── RECORDED DATA ──

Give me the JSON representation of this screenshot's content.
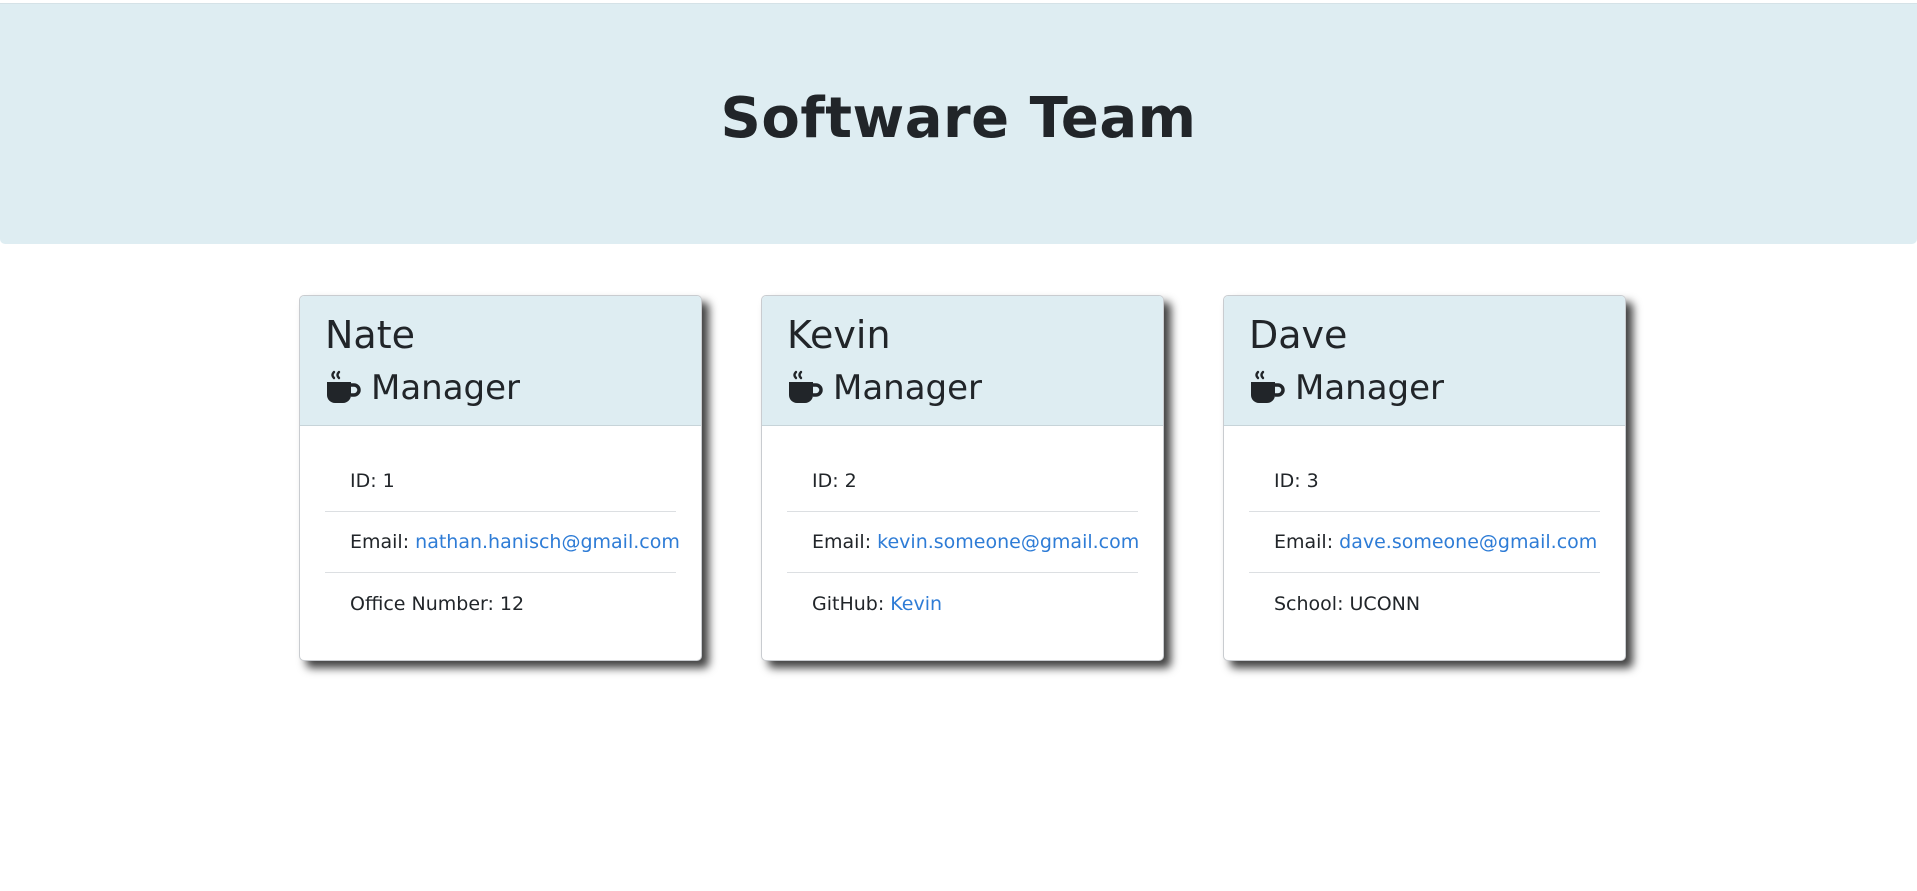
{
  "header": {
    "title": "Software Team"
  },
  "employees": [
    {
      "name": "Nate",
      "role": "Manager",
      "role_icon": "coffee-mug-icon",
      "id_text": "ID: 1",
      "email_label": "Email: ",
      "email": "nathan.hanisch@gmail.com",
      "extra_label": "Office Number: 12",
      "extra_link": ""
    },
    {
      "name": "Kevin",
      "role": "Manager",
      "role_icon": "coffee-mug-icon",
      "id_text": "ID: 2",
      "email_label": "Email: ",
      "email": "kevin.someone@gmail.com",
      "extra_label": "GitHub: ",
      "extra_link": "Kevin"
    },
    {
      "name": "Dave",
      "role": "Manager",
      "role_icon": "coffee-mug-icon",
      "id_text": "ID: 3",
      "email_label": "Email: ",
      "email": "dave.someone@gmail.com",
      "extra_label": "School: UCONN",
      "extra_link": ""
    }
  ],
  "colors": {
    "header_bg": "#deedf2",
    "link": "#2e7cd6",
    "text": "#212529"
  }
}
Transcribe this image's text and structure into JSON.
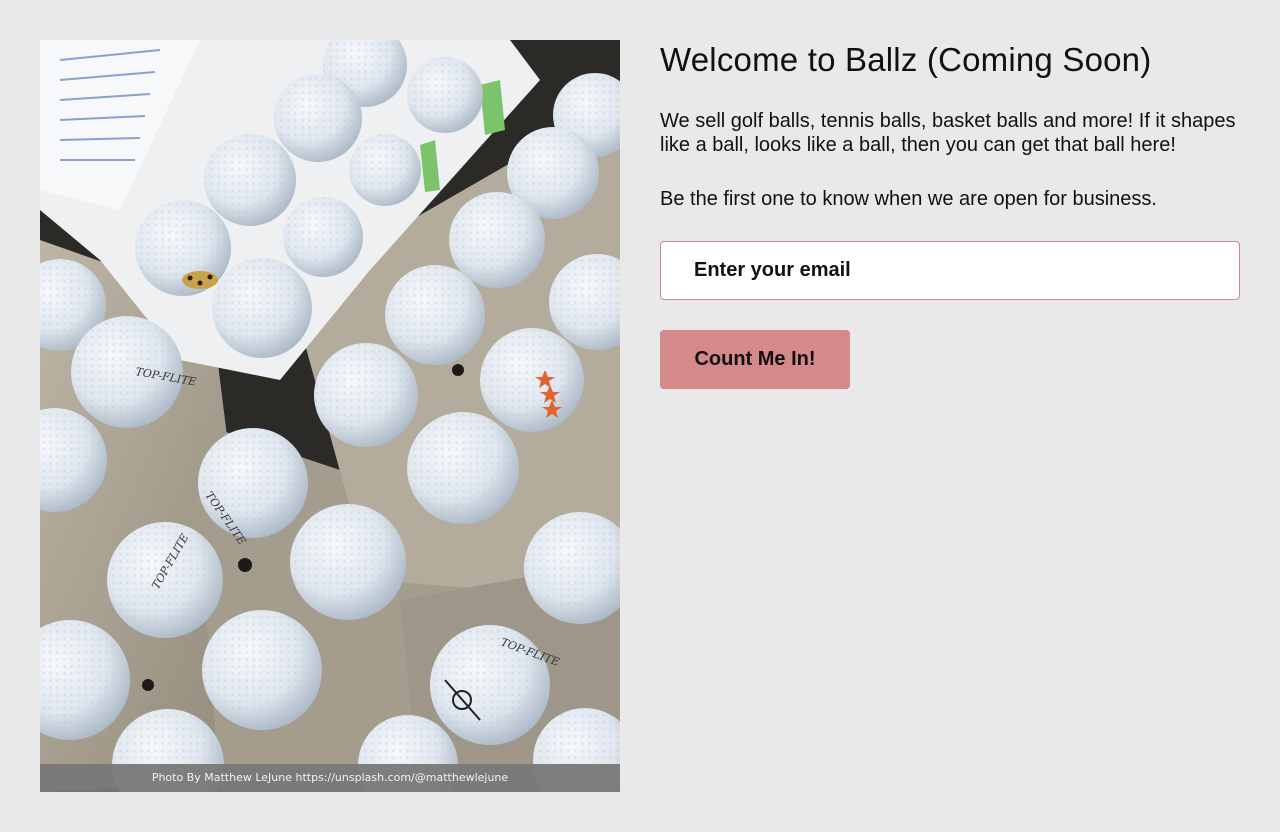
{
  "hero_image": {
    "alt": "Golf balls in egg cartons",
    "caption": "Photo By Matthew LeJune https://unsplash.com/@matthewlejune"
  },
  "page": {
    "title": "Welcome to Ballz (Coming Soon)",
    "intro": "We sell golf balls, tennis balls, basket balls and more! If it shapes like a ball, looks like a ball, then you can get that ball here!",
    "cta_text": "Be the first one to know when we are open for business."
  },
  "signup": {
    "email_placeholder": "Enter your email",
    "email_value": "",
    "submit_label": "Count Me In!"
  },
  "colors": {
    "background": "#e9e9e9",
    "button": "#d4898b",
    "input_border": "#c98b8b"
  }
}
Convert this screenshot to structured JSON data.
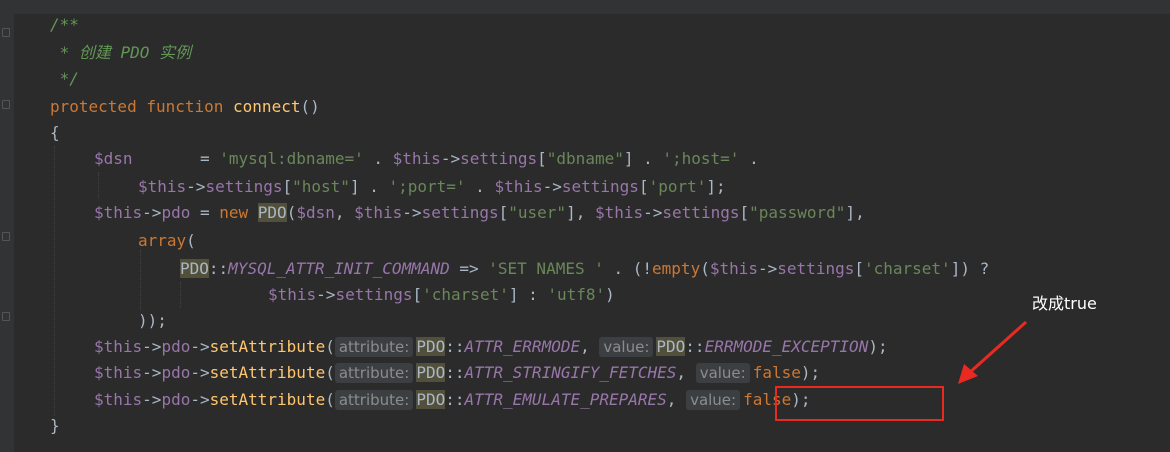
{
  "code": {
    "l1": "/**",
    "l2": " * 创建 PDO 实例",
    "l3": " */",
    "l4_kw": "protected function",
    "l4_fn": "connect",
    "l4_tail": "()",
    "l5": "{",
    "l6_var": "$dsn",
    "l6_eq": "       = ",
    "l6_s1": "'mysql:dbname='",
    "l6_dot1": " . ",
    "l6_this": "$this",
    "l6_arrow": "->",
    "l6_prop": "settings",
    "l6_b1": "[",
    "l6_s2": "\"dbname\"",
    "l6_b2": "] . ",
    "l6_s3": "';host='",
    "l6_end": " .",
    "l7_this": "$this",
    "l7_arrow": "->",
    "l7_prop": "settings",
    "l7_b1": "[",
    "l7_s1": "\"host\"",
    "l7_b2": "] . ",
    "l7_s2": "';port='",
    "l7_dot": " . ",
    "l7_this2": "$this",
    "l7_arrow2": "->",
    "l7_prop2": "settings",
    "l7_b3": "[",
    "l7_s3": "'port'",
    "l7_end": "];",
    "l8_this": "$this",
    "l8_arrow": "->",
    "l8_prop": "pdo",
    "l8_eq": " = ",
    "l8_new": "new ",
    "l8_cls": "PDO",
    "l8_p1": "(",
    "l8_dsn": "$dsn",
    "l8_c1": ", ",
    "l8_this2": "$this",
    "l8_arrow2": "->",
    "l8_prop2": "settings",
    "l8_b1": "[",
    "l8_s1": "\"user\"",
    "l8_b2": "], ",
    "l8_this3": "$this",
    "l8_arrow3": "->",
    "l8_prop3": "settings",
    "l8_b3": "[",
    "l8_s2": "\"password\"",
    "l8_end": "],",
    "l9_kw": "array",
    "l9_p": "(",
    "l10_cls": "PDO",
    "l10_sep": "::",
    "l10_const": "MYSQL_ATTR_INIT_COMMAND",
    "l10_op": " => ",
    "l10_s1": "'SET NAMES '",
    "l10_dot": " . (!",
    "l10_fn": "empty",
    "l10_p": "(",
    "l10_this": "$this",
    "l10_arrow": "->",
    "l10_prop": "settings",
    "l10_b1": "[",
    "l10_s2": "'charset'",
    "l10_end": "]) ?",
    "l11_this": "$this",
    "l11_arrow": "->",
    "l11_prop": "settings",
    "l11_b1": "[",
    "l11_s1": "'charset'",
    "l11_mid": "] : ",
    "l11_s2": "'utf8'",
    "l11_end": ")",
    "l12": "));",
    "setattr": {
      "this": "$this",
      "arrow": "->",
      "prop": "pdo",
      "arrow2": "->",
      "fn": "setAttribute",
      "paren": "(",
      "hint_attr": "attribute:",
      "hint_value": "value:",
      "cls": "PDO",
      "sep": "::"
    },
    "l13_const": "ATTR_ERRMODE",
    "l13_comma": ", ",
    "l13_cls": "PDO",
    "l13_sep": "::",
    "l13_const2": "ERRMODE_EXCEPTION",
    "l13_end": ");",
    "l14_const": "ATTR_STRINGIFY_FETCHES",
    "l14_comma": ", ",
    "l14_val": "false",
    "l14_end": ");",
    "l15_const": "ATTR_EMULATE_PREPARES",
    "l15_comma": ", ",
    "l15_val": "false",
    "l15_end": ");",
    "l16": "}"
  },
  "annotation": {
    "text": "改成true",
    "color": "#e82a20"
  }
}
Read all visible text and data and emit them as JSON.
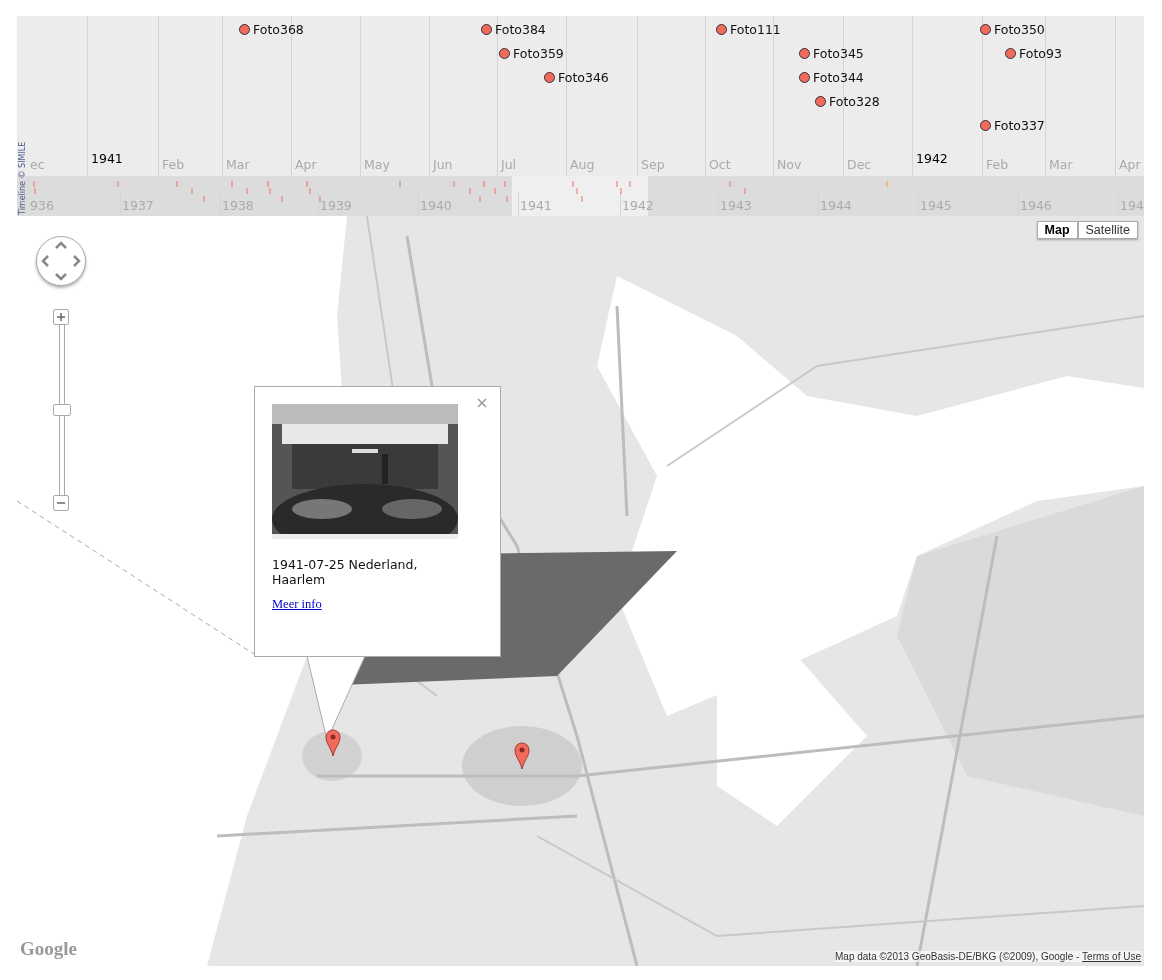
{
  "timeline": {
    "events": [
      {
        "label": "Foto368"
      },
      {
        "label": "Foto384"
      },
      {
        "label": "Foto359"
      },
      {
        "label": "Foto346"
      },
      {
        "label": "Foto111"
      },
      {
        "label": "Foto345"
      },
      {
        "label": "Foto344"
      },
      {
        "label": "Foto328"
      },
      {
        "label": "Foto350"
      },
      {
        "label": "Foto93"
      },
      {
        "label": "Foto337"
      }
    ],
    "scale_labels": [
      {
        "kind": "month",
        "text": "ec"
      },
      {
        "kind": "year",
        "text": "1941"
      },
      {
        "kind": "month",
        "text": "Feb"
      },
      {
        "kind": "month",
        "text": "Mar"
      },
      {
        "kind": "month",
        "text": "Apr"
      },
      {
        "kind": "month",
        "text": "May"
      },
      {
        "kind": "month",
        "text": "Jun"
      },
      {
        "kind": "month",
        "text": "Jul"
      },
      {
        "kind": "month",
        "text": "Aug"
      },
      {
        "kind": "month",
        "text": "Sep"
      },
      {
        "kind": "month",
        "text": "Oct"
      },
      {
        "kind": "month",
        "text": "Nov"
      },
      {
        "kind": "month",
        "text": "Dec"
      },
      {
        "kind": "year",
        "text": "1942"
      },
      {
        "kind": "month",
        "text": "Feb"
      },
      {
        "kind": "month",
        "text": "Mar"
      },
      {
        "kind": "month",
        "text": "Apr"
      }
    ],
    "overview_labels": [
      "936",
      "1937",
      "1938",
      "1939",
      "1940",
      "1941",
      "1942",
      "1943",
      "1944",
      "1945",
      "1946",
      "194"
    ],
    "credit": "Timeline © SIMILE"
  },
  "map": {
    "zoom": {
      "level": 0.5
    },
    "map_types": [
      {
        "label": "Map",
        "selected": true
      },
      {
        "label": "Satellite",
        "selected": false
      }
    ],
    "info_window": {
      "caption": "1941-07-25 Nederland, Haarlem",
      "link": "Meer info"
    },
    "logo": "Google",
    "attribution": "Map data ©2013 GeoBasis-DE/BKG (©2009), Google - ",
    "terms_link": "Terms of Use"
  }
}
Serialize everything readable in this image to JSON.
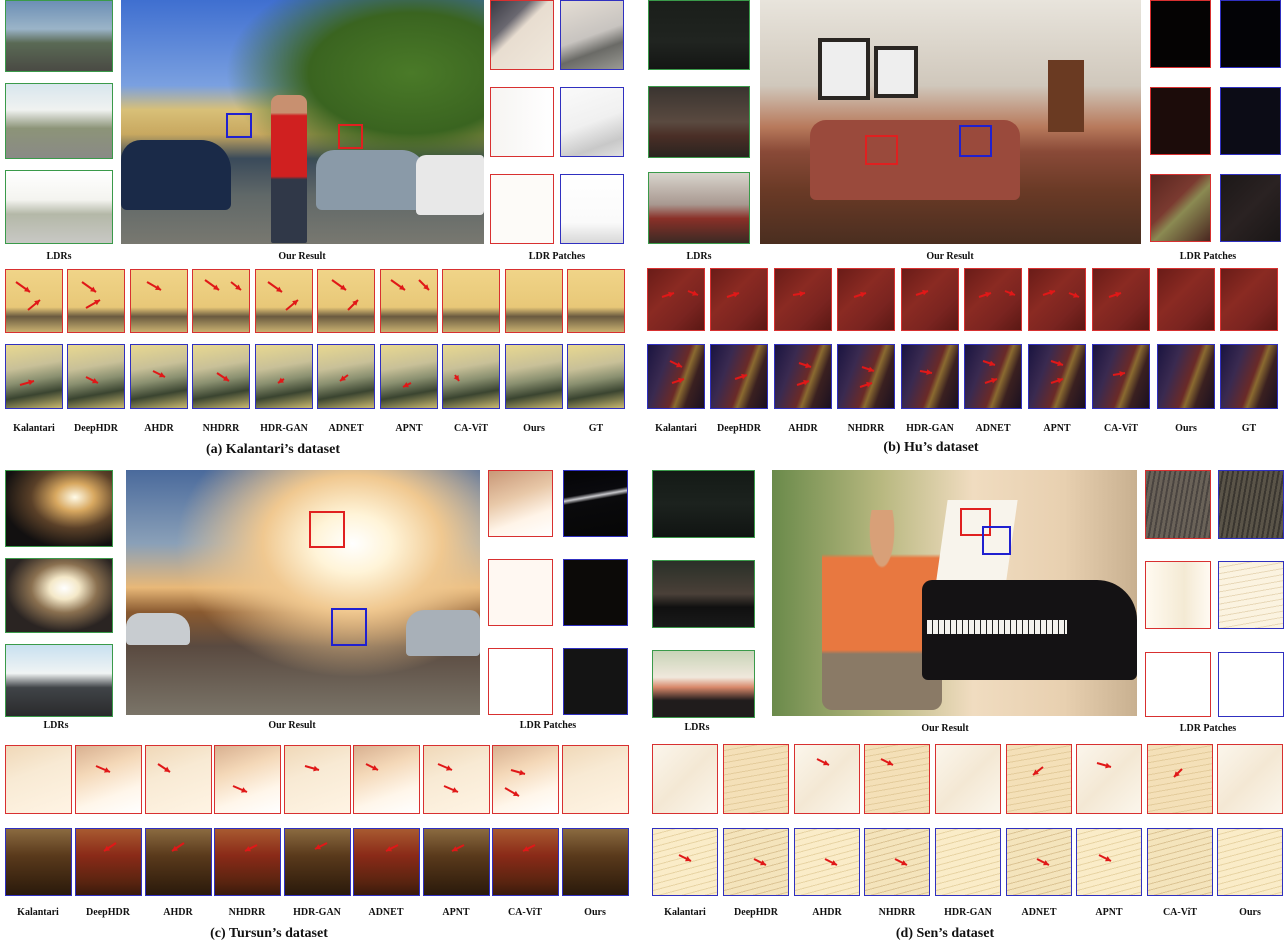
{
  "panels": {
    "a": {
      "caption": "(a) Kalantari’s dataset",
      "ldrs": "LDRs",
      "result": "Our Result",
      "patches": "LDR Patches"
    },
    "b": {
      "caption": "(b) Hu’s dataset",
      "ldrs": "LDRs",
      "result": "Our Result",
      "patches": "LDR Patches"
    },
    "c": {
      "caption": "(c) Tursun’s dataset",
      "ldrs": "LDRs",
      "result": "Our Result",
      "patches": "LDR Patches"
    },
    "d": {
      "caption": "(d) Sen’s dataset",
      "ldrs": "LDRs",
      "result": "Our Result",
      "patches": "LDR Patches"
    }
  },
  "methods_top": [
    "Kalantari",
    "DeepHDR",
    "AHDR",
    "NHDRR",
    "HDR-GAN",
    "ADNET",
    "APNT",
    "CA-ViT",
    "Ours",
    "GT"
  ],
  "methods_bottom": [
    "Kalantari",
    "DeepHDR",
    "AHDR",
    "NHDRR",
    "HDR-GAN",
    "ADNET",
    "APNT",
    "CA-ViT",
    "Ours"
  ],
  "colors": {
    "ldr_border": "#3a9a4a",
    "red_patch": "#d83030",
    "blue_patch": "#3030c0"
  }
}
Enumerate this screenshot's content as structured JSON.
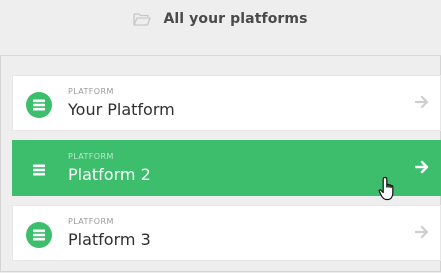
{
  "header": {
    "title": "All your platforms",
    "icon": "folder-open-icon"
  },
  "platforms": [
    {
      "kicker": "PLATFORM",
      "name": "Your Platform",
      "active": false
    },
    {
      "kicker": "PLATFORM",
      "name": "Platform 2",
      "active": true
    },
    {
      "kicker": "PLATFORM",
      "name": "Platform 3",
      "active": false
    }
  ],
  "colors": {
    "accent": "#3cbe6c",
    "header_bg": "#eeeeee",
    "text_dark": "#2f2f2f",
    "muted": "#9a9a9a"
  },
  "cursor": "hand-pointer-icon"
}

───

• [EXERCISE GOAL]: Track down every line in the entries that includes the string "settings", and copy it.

• [ANSWER BELOW]:
    "l6_prop": "settings",
    "l7_prop": "settings",
    "l7_prop2": "settings",
    "l8_prop2": "settings",
    "l8_prop3": "settings",
    "l10_prop": "settings",
    "l11_prop": "settings",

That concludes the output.